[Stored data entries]

%%

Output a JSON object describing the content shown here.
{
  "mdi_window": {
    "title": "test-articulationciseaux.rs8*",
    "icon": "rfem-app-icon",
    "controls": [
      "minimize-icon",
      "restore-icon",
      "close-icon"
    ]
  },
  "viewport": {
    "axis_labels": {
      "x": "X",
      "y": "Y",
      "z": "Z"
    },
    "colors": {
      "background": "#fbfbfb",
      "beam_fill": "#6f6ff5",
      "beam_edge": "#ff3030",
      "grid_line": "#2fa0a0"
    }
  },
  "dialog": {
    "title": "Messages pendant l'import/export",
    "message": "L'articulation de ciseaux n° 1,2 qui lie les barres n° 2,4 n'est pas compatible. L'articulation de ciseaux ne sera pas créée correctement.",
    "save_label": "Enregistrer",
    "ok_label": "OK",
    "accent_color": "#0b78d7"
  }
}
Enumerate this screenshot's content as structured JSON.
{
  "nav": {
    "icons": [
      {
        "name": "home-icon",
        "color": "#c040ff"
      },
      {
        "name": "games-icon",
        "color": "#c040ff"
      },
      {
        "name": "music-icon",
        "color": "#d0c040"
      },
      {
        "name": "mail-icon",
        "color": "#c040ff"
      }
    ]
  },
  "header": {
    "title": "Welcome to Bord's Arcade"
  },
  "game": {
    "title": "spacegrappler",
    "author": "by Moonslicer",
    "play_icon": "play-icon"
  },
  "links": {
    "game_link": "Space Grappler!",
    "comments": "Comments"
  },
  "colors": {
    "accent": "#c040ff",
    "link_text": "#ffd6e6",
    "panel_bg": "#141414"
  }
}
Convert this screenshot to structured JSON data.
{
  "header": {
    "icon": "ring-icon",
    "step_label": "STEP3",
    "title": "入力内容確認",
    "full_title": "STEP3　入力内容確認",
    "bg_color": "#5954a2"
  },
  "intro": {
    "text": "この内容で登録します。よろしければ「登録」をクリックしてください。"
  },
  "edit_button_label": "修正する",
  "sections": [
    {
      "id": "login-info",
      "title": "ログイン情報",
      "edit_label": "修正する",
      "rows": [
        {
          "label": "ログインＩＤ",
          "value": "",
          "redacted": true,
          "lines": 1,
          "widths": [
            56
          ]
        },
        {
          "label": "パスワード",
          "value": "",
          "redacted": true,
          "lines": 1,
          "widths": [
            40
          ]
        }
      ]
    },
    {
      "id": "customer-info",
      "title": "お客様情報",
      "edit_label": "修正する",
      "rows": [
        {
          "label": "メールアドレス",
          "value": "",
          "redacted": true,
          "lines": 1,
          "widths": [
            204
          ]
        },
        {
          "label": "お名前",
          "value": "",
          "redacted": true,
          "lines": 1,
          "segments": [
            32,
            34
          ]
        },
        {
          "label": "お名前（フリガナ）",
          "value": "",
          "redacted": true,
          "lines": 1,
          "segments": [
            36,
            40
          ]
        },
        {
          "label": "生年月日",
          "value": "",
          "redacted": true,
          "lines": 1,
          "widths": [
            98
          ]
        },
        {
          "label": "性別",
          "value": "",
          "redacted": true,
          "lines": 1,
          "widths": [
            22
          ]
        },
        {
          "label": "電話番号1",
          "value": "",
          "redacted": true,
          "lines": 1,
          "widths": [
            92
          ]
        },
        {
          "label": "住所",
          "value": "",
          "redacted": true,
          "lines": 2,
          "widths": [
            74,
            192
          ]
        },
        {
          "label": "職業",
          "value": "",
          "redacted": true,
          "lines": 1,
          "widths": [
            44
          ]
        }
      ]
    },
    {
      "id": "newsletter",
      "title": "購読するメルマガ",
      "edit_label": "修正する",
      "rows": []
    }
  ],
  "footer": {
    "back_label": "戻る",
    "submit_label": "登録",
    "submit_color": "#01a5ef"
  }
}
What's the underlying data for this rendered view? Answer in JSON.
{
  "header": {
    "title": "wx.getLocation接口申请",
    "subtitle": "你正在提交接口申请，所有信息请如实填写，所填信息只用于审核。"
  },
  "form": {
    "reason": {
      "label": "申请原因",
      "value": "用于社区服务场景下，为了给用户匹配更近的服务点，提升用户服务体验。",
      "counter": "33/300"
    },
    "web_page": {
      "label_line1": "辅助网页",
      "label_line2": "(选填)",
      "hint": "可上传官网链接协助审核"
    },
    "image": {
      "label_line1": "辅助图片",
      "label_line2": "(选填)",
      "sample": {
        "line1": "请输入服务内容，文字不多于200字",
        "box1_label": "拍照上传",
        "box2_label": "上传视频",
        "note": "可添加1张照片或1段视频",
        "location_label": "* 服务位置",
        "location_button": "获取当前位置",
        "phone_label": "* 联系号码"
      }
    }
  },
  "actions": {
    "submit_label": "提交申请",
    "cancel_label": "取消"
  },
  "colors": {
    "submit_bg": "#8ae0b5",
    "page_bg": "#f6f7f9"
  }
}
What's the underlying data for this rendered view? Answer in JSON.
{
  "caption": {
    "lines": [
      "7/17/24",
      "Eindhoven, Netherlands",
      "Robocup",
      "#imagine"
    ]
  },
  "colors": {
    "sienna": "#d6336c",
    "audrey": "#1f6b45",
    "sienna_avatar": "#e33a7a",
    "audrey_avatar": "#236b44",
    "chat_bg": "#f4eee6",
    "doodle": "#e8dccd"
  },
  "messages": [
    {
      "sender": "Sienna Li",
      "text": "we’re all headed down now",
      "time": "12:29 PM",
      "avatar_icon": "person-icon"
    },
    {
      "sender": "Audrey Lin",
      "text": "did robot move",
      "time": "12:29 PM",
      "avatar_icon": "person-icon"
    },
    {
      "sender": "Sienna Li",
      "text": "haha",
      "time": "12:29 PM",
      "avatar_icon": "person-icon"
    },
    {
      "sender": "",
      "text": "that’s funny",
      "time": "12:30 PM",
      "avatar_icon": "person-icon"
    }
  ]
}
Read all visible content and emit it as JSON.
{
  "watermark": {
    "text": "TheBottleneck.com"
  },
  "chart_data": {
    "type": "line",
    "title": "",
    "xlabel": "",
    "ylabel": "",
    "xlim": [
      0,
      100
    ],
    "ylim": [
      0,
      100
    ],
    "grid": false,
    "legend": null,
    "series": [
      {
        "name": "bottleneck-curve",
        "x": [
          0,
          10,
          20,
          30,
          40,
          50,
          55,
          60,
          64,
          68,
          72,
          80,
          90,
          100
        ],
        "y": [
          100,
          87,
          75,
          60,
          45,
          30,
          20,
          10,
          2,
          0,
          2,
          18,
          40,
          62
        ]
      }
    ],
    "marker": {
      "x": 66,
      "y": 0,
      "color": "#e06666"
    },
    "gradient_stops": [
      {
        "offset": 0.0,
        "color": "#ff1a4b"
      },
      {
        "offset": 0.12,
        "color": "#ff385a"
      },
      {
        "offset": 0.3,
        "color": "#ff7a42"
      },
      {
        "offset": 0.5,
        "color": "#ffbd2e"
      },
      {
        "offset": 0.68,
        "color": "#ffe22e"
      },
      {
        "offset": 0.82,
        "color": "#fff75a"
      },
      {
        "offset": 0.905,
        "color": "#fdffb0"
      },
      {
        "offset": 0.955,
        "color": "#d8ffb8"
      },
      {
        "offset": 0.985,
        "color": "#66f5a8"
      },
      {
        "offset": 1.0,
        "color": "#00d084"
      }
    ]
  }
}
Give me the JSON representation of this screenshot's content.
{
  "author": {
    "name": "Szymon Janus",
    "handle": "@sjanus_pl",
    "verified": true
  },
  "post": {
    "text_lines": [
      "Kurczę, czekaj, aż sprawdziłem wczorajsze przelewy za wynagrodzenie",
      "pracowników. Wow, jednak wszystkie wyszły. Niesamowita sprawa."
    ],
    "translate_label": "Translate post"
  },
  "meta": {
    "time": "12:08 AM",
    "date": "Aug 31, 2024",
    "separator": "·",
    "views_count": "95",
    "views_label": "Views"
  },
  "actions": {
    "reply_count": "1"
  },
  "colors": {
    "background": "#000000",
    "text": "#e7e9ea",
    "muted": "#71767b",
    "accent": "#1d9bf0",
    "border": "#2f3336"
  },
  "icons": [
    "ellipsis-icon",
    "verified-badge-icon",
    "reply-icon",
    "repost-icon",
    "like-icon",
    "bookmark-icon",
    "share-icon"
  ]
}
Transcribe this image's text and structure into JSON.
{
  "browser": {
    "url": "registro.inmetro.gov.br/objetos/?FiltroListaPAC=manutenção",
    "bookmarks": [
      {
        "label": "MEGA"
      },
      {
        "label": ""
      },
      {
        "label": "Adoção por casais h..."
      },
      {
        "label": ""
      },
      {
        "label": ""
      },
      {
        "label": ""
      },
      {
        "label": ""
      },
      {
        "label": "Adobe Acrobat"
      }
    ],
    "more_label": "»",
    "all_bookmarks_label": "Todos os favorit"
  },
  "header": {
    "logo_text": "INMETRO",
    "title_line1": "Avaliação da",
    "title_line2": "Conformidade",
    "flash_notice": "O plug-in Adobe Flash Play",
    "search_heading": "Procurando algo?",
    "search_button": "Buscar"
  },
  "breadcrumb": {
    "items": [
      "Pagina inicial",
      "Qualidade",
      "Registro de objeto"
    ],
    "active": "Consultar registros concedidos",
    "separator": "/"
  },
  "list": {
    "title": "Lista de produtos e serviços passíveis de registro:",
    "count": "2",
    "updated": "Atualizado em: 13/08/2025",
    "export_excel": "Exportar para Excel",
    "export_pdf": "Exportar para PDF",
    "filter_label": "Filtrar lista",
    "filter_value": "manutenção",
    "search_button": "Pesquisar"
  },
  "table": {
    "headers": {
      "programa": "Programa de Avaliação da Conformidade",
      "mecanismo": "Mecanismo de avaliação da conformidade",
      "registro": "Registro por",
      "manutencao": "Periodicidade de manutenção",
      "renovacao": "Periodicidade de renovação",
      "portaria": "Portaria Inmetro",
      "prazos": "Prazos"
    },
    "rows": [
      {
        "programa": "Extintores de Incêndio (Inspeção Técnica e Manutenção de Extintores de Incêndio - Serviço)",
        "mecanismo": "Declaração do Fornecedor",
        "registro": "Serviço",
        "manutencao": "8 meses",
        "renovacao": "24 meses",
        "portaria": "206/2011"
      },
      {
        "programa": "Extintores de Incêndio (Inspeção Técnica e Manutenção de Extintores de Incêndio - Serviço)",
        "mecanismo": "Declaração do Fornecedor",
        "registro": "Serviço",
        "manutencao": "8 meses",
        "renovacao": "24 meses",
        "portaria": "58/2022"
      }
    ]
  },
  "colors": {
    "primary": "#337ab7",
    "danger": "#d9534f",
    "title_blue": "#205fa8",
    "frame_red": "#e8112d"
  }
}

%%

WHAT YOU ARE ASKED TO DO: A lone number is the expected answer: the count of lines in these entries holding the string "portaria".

RESPONSE FOR THIS EXERCISE: 3